Chipotle Mexican Grill’s CEO, Monty Moran, also made headlines when he stated that, ““We don’t care about experience very much. In fact, I think experience at another fast food restaurant is as likely to be a negative as it is to be a positive. We look for people who possess certain qualities that you can’t teach.”
So what do these innovative, high-growth, much-admired companies use as the criteria to select talent for critical roles? As you read deeper into the articles, you find that they both focus on the ability to learn and competencies that are related more to future potential versus short term performance. Googles Bock indicated that, “the No. 1 thing we look for is general cognitive ability, and it’s not I.Q. It’s learning ability. It’s the ability to process on the fly. It’s the ability to pull together disparate bits of information.” Mr. Moran acknowledged that new hires with little QSR experience may make more mistakes initially but learning agile people quickly learn form the mistakes, don’t repeat them and eventually come up with better ideas.
Assessing learning ability does not require a capability akin to conducting a Vulcan Mind Meld.

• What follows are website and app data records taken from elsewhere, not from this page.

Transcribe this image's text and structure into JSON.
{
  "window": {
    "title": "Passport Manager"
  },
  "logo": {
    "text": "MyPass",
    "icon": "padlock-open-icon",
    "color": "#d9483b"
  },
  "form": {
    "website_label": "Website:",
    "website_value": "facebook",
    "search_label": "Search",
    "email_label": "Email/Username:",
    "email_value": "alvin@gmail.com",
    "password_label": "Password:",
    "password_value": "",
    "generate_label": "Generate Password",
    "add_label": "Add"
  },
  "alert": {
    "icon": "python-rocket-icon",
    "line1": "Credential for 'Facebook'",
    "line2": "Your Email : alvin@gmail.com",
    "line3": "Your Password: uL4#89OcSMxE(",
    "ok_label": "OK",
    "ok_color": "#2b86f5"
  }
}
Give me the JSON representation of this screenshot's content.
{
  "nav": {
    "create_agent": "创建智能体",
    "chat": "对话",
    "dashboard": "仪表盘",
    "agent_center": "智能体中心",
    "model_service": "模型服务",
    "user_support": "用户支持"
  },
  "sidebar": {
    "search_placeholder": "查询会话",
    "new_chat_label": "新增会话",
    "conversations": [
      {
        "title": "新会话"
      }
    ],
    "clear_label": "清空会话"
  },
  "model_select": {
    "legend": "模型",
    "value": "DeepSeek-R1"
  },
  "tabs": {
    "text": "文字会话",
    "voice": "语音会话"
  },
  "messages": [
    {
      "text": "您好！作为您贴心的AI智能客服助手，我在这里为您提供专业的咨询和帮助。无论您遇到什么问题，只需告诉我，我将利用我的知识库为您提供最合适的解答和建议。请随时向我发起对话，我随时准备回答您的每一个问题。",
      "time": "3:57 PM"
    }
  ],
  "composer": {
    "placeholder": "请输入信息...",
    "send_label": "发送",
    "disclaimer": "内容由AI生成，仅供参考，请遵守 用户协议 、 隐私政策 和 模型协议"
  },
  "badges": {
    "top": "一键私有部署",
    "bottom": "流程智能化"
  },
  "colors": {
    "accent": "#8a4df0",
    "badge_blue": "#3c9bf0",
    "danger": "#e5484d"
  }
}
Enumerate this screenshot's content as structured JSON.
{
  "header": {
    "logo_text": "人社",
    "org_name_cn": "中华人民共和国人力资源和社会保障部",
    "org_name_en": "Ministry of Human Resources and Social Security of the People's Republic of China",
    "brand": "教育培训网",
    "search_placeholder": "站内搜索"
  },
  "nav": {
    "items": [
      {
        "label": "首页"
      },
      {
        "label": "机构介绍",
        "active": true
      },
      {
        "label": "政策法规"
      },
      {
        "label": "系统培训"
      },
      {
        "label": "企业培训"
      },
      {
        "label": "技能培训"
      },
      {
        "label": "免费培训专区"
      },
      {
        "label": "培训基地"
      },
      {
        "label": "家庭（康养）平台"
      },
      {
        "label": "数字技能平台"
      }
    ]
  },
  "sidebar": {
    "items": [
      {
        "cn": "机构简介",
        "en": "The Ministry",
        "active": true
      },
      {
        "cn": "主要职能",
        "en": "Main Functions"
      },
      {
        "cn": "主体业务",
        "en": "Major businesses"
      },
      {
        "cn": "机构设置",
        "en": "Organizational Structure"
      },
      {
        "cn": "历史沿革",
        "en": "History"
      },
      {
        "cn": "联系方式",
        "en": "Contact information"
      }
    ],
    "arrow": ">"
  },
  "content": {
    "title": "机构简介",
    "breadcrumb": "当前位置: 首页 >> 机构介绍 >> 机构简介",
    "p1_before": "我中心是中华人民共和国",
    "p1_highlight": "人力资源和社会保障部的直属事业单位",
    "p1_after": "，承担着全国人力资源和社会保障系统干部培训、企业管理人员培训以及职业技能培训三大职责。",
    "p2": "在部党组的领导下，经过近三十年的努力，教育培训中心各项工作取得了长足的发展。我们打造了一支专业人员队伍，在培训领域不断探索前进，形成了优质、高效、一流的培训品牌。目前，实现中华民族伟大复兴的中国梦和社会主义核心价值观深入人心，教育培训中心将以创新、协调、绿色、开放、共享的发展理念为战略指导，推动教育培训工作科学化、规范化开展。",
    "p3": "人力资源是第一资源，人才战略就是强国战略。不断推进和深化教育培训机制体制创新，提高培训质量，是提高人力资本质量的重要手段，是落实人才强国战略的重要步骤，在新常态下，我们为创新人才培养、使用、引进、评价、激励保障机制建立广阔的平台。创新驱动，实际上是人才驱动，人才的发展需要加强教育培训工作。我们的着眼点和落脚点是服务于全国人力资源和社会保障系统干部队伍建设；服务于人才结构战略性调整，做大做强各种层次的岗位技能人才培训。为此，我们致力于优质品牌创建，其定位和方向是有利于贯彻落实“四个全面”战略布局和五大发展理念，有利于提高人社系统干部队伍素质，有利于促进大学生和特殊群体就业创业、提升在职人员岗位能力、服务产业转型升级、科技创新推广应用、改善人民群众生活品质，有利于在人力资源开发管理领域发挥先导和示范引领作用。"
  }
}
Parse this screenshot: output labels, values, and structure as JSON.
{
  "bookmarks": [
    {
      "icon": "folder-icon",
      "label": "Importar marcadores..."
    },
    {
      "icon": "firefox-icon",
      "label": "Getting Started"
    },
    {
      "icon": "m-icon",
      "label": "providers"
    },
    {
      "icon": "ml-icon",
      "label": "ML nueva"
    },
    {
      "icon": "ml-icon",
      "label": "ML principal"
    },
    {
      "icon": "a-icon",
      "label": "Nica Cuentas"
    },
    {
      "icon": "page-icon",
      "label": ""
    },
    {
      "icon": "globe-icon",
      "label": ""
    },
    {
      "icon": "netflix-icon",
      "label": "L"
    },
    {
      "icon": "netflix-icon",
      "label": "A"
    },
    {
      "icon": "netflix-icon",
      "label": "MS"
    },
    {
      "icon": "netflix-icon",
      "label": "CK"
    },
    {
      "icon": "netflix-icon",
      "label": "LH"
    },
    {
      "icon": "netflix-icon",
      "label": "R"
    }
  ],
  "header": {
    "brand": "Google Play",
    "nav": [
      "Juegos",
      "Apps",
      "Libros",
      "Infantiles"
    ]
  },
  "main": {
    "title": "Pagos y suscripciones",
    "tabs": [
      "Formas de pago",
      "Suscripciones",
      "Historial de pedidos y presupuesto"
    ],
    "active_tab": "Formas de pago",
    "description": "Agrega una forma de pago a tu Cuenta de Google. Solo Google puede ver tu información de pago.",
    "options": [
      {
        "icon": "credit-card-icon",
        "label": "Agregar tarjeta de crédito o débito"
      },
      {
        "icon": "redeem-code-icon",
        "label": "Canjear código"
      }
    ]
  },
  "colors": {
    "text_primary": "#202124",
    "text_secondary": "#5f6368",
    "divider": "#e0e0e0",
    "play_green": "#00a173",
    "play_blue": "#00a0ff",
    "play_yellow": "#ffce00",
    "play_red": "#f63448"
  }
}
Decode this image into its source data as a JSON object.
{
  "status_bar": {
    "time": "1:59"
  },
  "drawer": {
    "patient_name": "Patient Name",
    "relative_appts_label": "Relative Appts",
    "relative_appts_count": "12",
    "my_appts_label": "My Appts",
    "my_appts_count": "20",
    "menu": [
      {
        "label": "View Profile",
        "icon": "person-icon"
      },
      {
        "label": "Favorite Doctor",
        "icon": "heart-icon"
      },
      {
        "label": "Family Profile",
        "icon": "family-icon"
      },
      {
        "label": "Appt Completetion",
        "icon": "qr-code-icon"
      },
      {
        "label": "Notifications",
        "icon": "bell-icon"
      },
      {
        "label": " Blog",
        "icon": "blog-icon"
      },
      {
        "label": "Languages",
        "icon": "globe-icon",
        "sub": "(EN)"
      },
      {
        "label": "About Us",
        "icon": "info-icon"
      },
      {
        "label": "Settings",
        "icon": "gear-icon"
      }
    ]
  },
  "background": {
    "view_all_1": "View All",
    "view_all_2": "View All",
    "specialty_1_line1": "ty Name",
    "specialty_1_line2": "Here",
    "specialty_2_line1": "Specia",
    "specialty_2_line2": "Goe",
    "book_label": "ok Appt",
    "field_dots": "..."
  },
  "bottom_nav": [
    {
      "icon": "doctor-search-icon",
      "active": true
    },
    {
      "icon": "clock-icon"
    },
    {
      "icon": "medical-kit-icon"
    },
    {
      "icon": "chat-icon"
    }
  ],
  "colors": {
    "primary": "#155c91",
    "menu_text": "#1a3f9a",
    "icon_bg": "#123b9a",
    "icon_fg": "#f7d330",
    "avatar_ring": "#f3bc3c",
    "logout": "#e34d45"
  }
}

When I visited Google headquarters last year, our People Operations host described how they have chucked everything in favor of behavior-based interviews. They typically use five validated, structured interviews with the fifth being solely an opportunity to train new interviewers – the results are not considered. Beyond learning ability, Google’s interviews also look for behavioral examples of competencies such as Emergent Leadership (the ability to take the lead when needed in a team situation not whether you were the captain of the cheerleading squad), Ownership and Humility (being willing to step up and help solve a problem but also step back and consider the ideas of others) and Collaboration.
Google is one the worlds most admired companies. Analysts have attributed some of Chipotle’s success to its unique culture that is created and reinforced through its hiring and promotion process. But try to convince an engineering-based company that GPA’s are worthless! That’s a urban myth that’s hard to crack. I’m glad the issue is getting some popular press.